## Dataset content
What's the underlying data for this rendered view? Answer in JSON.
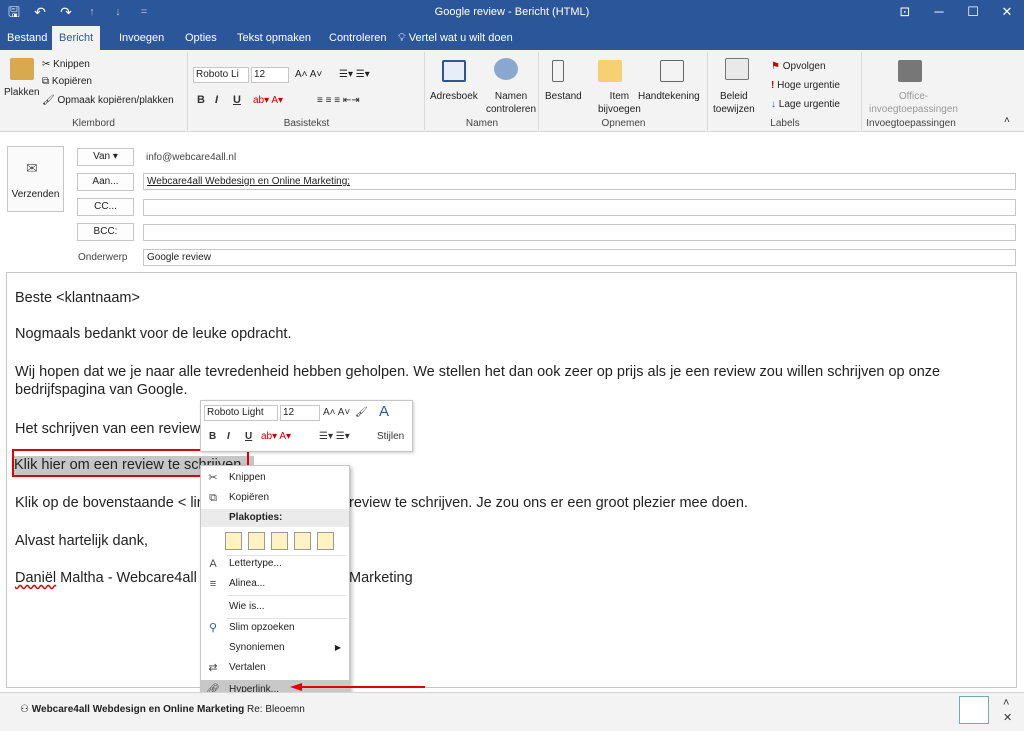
{
  "window": {
    "title": "Google review  -  Bericht (HTML)"
  },
  "quick_access": {
    "save": "🖫",
    "undo": "↶",
    "redo": "↷",
    "up": "↑",
    "down": "↓",
    "more": "="
  },
  "window_controls": {
    "ribbon_display": "⊡",
    "minimize": "─",
    "maximize": "☐",
    "close": "✕"
  },
  "menu": {
    "tabs": [
      "Bestand",
      "Bericht",
      "Invoegen",
      "Opties",
      "Tekst opmaken",
      "Controleren"
    ],
    "active": "Bericht",
    "tell_me": "Vertel wat u wilt doen"
  },
  "ribbon": {
    "klembord": {
      "label": "Klembord",
      "plakken": "Plakken",
      "knippen": "Knippen",
      "kopieren": "Kopiëren",
      "opmaak": "Opmaak kopiëren/plakken"
    },
    "basistekst": {
      "label": "Basistekst",
      "font": "Roboto Li",
      "size": "12",
      "bold": "B",
      "italic": "I",
      "underline": "U"
    },
    "namen": {
      "label": "Namen",
      "adresboek": "Adresboek",
      "namen_line1": "Namen",
      "namen_line2": "controleren"
    },
    "opnemen": {
      "label": "Opnemen",
      "bestand": "Bestand",
      "item_line1": "Item",
      "item_line2": "bijvoegen",
      "handtekening": "Handtekening"
    },
    "labels": {
      "label": "Labels",
      "beleid_line1": "Beleid",
      "beleid_line2": "toewijzen",
      "opvolgen": "Opvolgen",
      "hoge": "Hoge urgentie",
      "lage": "Lage urgentie"
    },
    "invoeg": {
      "label": "Invoegtoepassingen",
      "office_line1": "Office-",
      "office_line2": "invoegtoepassingen"
    }
  },
  "header": {
    "send": "Verzenden",
    "van": "Van ▾",
    "from_value": "info@webcare4all.nl",
    "aan": "Aan...",
    "aan_value": "Webcare4all Webdesign en Online Marketing;",
    "cc": "CC...",
    "bcc": "BCC:",
    "onderwerp_label": "Onderwerp",
    "onderwerp_value": "Google review"
  },
  "body": {
    "p1": "Beste <klantnaam>",
    "p2": "Nogmaals bedankt voor de leuke opdracht.",
    "p3": "Wij hopen dat we je naar alle tevredenheid hebben geholpen. We stellen het dan ook zeer op prijs als je een review zou willen schrijven op onze bedrijfspagina van Google.",
    "p4": "Het schrijven van een review",
    "p5": "Klik hier om een review te schrijven",
    "p6a": "Klik op de bovenstaande < lin",
    "p6b": "review te schrijven. Je zou ons er een groot plezier mee doen.",
    "p7": "Alvast hartelijk dank,",
    "p8a": "Daniël",
    "p8b": " Maltha - Webcare4all",
    "p8c": "Marketing"
  },
  "mini_toolbar": {
    "font": "Roboto Light",
    "size": "12",
    "bold": "B",
    "italic": "I",
    "underline": "U",
    "stijlen": "Stijlen"
  },
  "context_menu": {
    "knippen": "Knippen",
    "kopieren": "Kopiëren",
    "plakopties": "Plakopties:",
    "lettertype": "Lettertype...",
    "alinea": "Alinea...",
    "wie_is": "Wie is...",
    "slim": "Slim opzoeken",
    "synoniemen": "Synoniemen",
    "vertalen": "Vertalen",
    "hyperlink": "Hyperlink..."
  },
  "status": {
    "sender": "Webcare4all Webdesign en Online Marketing",
    "subject": "Re: Bleoemn"
  },
  "colors": {
    "titlebar": "#2b579a",
    "highlight_box": "#e00000"
  }
}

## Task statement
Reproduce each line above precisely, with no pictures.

## Exercise result
What's the underlying data for this rendered view? Answer in JSON.
{
  "window": {
    "title": "Google review  -  Bericht (HTML)"
  },
  "quick_access": {
    "save": "🖫",
    "undo": "↶",
    "redo": "↷",
    "up": "↑",
    "down": "↓",
    "more": "="
  },
  "window_controls": {
    "ribbon_display": "⊡",
    "minimize": "─",
    "maximize": "☐",
    "close": "✕"
  },
  "menu": {
    "tabs": [
      "Bestand",
      "Bericht",
      "Invoegen",
      "Opties",
      "Tekst opmaken",
      "Controleren"
    ],
    "active": "Bericht",
    "tell_me": "Vertel wat u wilt doen"
  },
  "ribbon": {
    "klembord": {
      "label": "Klembord",
      "plakken": "Plakken",
      "knippen": "Knippen",
      "kopieren": "Kopiëren",
      "opmaak": "Opmaak kopiëren/plakken"
    },
    "basistekst": {
      "label": "Basistekst",
      "font": "Roboto Li",
      "size": "12",
      "bold": "B",
      "italic": "I",
      "underline": "U"
    },
    "namen": {
      "label": "Namen",
      "adresboek": "Adresboek",
      "namen_line1": "Namen",
      "namen_line2": "controleren"
    },
    "opnemen": {
      "label": "Opnemen",
      "bestand": "Bestand",
      "item_line1": "Item",
      "item_line2": "bijvoegen",
      "handtekening": "Handtekening"
    },
    "labels": {
      "label": "Labels",
      "beleid_line1": "Beleid",
      "beleid_line2": "toewijzen",
      "opvolgen": "Opvolgen",
      "hoge": "Hoge urgentie",
      "lage": "Lage urgentie"
    },
    "invoeg": {
      "label": "Invoegtoepassingen",
      "office_line1": "Office-",
      "office_line2": "invoegtoepassingen"
    }
  },
  "header": {
    "send": "Verzenden",
    "van": "Van ▾",
    "from_value": "info@webcare4all.nl",
    "aan": "Aan...",
    "aan_value": "Webcare4all Webdesign en Online Marketing;",
    "cc": "CC...",
    "bcc": "BCC:",
    "onderwerp_label": "Onderwerp",
    "onderwerp_value": "Google review"
  },
  "body": {
    "p1": "Beste <klantnaam>",
    "p2": "Nogmaals bedankt voor de leuke opdracht.",
    "p3": "Wij hopen dat we je naar alle tevredenheid hebben geholpen. We stellen het dan ook zeer op prijs als je een review zou willen schrijven op onze bedrijfspagina van Google.",
    "p4": "Het schrijven van een review",
    "p5": "Klik hier om een review te schrijven",
    "p6a": "Klik op de bovenstaande < lin",
    "p6b": "review te schrijven. Je zou ons er een groot plezier mee doen.",
    "p7": "Alvast hartelijk dank,",
    "p8a": "Daniël",
    "p8b": " Maltha - Webcare4all",
    "p8c": "Marketing"
  },
  "mini_toolbar": {
    "font": "Roboto Light",
    "size": "12",
    "bold": "B",
    "italic": "I",
    "underline": "U",
    "stijlen": "Stijlen"
  },
  "context_menu": {
    "knippen": "Knippen",
    "kopieren": "Kopiëren",
    "plakopties": "Plakopties:",
    "lettertype": "Lettertype...",
    "alinea": "Alinea...",
    "wie_is": "Wie is...",
    "slim": "Slim opzoeken",
    "synoniemen": "Synoniemen",
    "vertalen": "Vertalen",
    "hyperlink": "Hyperlink..."
  },
  "status": {
    "sender": "Webcare4all Webdesign en Online Marketing",
    "subject": "Re: Bleoemn"
  },
  "colors": {
    "titlebar": "#2b579a",
    "highlight_box": "#e00000"
  }
}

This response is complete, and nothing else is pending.